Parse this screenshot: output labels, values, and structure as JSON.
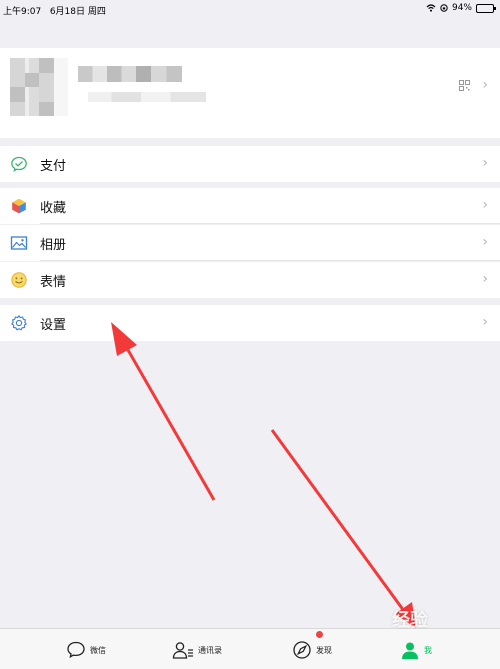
{
  "status_bar": {
    "time": "上午9:07",
    "date": "6月18日 周四",
    "battery": "94%"
  },
  "menu": [
    {
      "label": "支付"
    },
    {
      "label": "收藏"
    },
    {
      "label": "相册"
    },
    {
      "label": "表情"
    },
    {
      "label": "设置"
    }
  ],
  "tabs": [
    {
      "label": "微信"
    },
    {
      "label": "通讯录"
    },
    {
      "label": "发现"
    },
    {
      "label": "我"
    }
  ],
  "colors": {
    "accent_green": "#07c160",
    "annotation_red": "#f23a3a",
    "background": "#efeff4"
  },
  "watermark": "经验"
}
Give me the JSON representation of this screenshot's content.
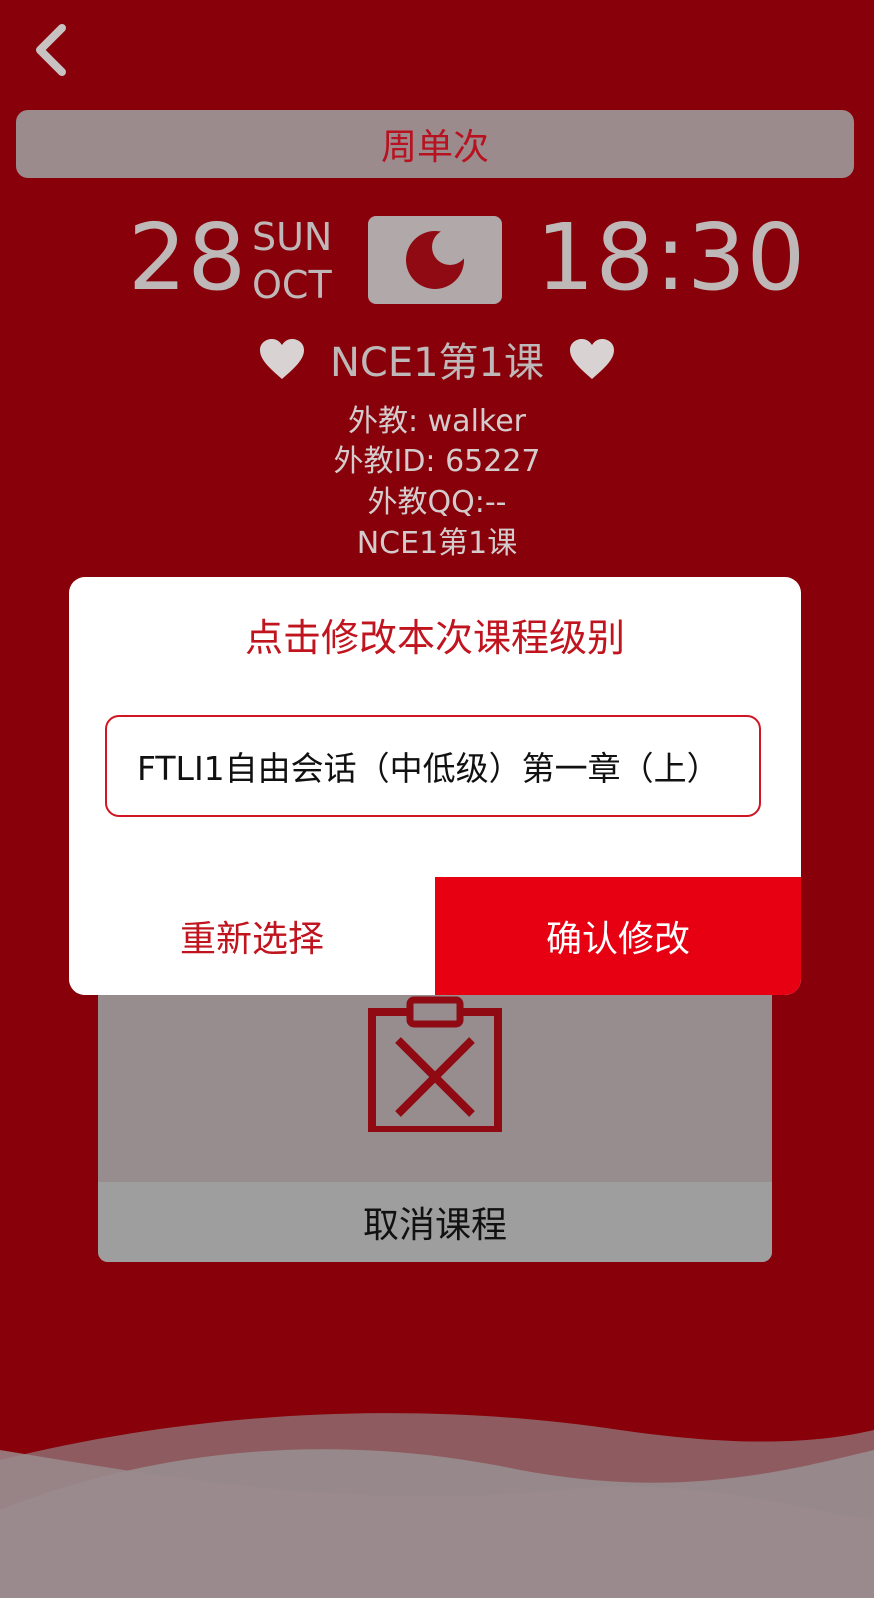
{
  "header": {
    "back_icon": "chevron-left-icon"
  },
  "schedule_type": "周单次",
  "date": {
    "day": "28",
    "weekday": "SUN",
    "month": "OCT",
    "period_icon": "moon-icon",
    "time": "18:30"
  },
  "course": {
    "title": "NCE1第1课",
    "heart_icon": "heart-icon",
    "teacher": "外教: walker",
    "teacher_id": "外教ID: 65227",
    "teacher_qq": "外教QQ:--",
    "lesson": "NCE1第1课"
  },
  "dialog": {
    "title": "点击修改本次课程级别",
    "level_value": "FTLI1自由会话（中低级）第一章（上）",
    "reselect_label": "重新选择",
    "confirm_label": "确认修改"
  },
  "cancel": {
    "icon": "clipboard-x-icon",
    "label": "取消课程"
  },
  "colors": {
    "background": "#880009",
    "accent": "#e60012",
    "text_red": "#c0141f"
  }
}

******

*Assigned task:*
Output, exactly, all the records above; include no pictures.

*Task solution:*
Parse this screenshot: output labels, values, and structure as JSON.
{
  "status_bar": {
    "time": "上午9:07",
    "date": "6月18日 周四",
    "battery": "94%"
  },
  "menu": [
    {
      "label": "支付"
    },
    {
      "label": "收藏"
    },
    {
      "label": "相册"
    },
    {
      "label": "表情"
    },
    {
      "label": "设置"
    }
  ],
  "tabs": [
    {
      "label": "微信"
    },
    {
      "label": "通讯录"
    },
    {
      "label": "发现"
    },
    {
      "label": "我"
    }
  ],
  "colors": {
    "accent_green": "#07c160",
    "annotation_red": "#f23a3a",
    "background": "#efeff4"
  },
  "watermark": "经验"
}
Give me the JSON representation of this screenshot's content.
{
  "header": {
    "back_icon": "chevron-left-icon"
  },
  "schedule_type": "周单次",
  "date": {
    "day": "28",
    "weekday": "SUN",
    "month": "OCT",
    "period_icon": "moon-icon",
    "time": "18:30"
  },
  "course": {
    "title": "NCE1第1课",
    "heart_icon": "heart-icon",
    "teacher": "外教: walker",
    "teacher_id": "外教ID: 65227",
    "teacher_qq": "外教QQ:--",
    "lesson": "NCE1第1课"
  },
  "dialog": {
    "title": "点击修改本次课程级别",
    "level_value": "FTLI1自由会话（中低级）第一章（上）",
    "reselect_label": "重新选择",
    "confirm_label": "确认修改"
  },
  "cancel": {
    "icon": "clipboard-x-icon",
    "label": "取消课程"
  },
  "colors": {
    "background": "#880009",
    "accent": "#e60012",
    "text_red": "#c0141f"
  }
}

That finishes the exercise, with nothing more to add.